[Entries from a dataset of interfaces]
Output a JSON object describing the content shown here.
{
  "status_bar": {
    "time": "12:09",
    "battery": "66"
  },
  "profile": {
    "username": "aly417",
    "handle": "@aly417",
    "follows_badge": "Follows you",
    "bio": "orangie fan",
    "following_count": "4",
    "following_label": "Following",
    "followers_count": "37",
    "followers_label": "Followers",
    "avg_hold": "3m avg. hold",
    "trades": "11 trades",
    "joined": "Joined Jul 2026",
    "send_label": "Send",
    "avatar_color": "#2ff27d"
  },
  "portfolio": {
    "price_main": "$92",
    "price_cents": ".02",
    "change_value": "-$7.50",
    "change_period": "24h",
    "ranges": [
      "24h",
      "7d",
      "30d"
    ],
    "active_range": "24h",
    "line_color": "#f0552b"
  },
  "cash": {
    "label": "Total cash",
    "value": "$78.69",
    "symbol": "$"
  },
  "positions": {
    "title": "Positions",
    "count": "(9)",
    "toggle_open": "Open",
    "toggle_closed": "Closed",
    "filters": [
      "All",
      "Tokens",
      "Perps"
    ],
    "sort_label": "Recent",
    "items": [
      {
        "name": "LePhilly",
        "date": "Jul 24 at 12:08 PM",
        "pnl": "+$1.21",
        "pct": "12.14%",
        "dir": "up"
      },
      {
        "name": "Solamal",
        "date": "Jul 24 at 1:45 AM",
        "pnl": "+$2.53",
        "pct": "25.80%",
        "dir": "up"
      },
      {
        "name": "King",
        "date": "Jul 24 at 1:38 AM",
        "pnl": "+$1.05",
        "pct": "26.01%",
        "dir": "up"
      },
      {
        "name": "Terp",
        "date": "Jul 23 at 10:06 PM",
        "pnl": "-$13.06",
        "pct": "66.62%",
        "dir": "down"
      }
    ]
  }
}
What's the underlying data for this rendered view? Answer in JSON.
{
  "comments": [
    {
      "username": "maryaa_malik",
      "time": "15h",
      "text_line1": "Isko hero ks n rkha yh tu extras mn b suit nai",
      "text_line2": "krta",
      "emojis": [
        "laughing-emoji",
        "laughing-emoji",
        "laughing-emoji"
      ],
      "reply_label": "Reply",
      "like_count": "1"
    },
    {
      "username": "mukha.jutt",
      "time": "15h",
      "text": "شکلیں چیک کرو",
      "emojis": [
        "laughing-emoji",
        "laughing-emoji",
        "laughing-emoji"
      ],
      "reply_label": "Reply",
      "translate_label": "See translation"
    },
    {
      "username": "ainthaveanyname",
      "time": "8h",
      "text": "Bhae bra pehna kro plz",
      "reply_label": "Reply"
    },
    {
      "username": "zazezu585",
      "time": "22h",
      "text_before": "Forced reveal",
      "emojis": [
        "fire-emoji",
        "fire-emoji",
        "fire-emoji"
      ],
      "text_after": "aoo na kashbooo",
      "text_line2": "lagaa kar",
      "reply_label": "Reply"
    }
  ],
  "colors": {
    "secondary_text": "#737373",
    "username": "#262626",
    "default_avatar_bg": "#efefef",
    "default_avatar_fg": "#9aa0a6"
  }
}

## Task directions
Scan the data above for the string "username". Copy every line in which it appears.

## Worked solution
    "username": "aly417",
      "username": "maryaa_malik",
      "username": "mukha.jutt",
      "username": "ainthaveanyname",
      "username": "zazezu585",
    "username": "#262626",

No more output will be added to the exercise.